Posts Tagged ‘networking’

Techie Tip of the Week — Packet Sniffers

Friday, May 20th, 2011

Last week we talked about TCP/IP and how when data travels across the Internet, that it “hops” from node to node in little pieces called packets.

Be aware! When you do things on the Internet, if the method of transport is insecure (for example, if you are looking at a web page using http instead of https, or if you are sending email to an address that is outside of your local network), the packets that are sent may be intercepted along the route by a hacker. Your email, web page, or, perhaps more importantly, web cookie (complete with your credentials intact) may get intercepted by a maleficent user!

Special computer programs, known as Packet Sniffers or Packet Analyzers, are used to do just that. As the data flows across the network, the sniffer tool captures each packet and decodes the packet’s raw data, showing the values of various fields in the packet.

You’re particularly vulnerable to having your data intercepted if you use a wireless device over an unsecured wireless network.  WiFi networks have a range of about 100 yards; anyone within a football field of your wireless device could be reading your email or log into your Facebook, Yahoo! Mail, or other account by stealing the unencrypted cookie with your login credentials.

So, what can you do?

  1. Always use https any time you log into an account.
  2. Don’t use a service that uses https during the login part but then switches back to http after logging you in. By default, Facebook and Yahoo! Mail do this. With Facebook, you can change your settings so it will always use https (Account>Account Settings>Account Security>Secure Browsing). With Yahoo! Mail, your username and password are protected, but once you log in, it switches you back to http. Anyone with sniffer software installed could read your email as it’s being sent.
  3. Be careful when using unsecured wireless networks. Don’t log into accounts that only use http. Don’t send important emails. When using  one of the free wireless hotspots at a fast food restaurant, hotel, coffee shop, airport, or school (including Stanford), most likely it will be on an insecure wireless network. Anyone within a football field running a packet sniffer could easily steal your credentials and access your account.

Techie Tip of the Week – Networking basics (TCP/IP)

Friday, May 13th, 2011

Ever noticed those blinking lights  continuously blinking on the back of your computer? Ever wondered why they’re blinking, or what’s going on?

This week, we’ll talk about two of the basic protocols of Networking — the Transmission Control Protocol over the Internet Protocol (TCP/IP).

First off, a protocol is a set of rules that define how computers and other devices communicate with one another — the “language” that computers use to “speak with each other. The TCP/IP are the set of protocols that allow the Internet to work.

Basically, here’s what happens:

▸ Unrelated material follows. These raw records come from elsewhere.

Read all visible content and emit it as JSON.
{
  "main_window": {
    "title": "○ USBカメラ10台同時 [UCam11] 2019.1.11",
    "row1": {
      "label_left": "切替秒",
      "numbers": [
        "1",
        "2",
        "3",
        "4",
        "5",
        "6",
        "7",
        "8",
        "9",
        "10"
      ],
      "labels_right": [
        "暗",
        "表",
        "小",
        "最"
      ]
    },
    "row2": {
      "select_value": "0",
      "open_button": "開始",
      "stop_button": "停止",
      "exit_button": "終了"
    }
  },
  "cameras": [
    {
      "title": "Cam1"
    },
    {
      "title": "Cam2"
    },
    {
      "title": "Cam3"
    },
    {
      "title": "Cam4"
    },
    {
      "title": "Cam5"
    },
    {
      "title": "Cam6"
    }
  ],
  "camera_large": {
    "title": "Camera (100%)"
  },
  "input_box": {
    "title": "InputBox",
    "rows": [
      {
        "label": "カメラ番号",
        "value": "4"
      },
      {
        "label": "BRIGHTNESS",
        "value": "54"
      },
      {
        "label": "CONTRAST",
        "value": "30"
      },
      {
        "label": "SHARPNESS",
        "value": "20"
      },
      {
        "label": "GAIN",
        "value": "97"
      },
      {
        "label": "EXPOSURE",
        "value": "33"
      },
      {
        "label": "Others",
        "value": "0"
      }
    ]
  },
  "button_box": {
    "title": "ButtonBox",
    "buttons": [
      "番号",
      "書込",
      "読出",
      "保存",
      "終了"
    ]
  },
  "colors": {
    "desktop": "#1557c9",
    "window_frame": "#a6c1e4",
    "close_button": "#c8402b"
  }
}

  1. The destination’s application (web browser, email application, etc.) communicates to the network software in its computer’s OS, which in turn makes a connection to the computer that houses the desired item (email, movie, web page, etc.).
  2. Assuming the sending computer approves the sending of the information, the sending computer’s Transmission Control Protocol (“TCP”) takes the information to be sent and chops it up into little pieces (“packets”).
  3. These Internet Protocol (“IP”) packets are given address information, and, using the IP, they sent off to their destination.
  4. Each packet then “hops” from computer to computer (“node” to “node”), asking each node if they are at the final destination yet. If so, they wait for the other packets to arrive; if not, they hop to the next node until they finally reach their destination.
  5. Once all of the packets make it to the destination, they are reassembled back into the original item using the destination’s TCP.

This is similar to how moving a houseful of items works.

Let’s say you’re moving all of your belongings from one house in one city to another house in a different city. You would most likely take all of your possessions and put them into many different boxes. Then, after applying a label with your new address on it, you’d take each box to the shipping company. The shipping company then takes the package, and sends it off with all the other packages going to the same region. You never know exactly which direction the package may go – there might be a tornado in the northern part of the country, so the package might go the southern route; there might be a hurricane in the southern route, so the package may go the northern route. But each package continues on its way until it reaches the destination. And, until all of the packages arrive, you won’t have all of your items. But once you do, you could reassemble your entire houseful of possessions in your new place.

Graphical representation of how TCP/IP works

Next week, we’ll talk about some of the tools people use to track and “sniff” these IP packets as they’re traveling across the Internet.